▶ **Data provided**
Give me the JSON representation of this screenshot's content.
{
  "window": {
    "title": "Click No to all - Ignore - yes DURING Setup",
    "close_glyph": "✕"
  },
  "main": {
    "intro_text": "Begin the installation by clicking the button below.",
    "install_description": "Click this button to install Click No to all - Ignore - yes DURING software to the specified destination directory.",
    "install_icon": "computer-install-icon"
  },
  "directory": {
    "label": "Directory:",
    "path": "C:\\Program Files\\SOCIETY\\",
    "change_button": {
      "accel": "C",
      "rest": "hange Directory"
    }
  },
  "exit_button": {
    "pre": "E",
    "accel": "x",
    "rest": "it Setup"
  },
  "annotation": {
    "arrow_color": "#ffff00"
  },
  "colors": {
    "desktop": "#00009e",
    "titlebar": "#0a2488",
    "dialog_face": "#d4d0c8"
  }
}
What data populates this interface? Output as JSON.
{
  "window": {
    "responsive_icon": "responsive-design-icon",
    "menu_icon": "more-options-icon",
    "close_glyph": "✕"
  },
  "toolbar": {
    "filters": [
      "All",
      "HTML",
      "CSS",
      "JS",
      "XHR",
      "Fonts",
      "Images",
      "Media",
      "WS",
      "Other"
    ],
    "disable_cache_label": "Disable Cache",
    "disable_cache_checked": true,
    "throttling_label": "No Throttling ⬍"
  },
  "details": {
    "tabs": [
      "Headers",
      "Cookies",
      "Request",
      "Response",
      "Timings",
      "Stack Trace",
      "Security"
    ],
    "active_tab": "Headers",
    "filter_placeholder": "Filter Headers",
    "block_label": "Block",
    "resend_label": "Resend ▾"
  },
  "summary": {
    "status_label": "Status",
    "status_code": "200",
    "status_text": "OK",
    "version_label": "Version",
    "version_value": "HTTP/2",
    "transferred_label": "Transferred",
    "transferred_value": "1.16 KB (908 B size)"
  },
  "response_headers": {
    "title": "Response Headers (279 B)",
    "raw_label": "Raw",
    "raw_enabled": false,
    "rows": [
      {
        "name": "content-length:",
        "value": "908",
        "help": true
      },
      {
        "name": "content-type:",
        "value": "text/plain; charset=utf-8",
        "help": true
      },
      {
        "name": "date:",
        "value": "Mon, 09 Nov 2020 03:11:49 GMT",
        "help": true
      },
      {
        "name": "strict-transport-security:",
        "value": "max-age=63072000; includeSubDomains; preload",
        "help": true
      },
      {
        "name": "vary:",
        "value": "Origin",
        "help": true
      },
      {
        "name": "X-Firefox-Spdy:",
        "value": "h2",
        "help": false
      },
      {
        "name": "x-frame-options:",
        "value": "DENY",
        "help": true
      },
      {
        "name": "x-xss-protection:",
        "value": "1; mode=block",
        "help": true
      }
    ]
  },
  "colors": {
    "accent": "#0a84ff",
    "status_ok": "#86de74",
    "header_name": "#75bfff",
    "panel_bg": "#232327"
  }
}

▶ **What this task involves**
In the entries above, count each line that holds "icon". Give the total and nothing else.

▶ **Response to the task**
3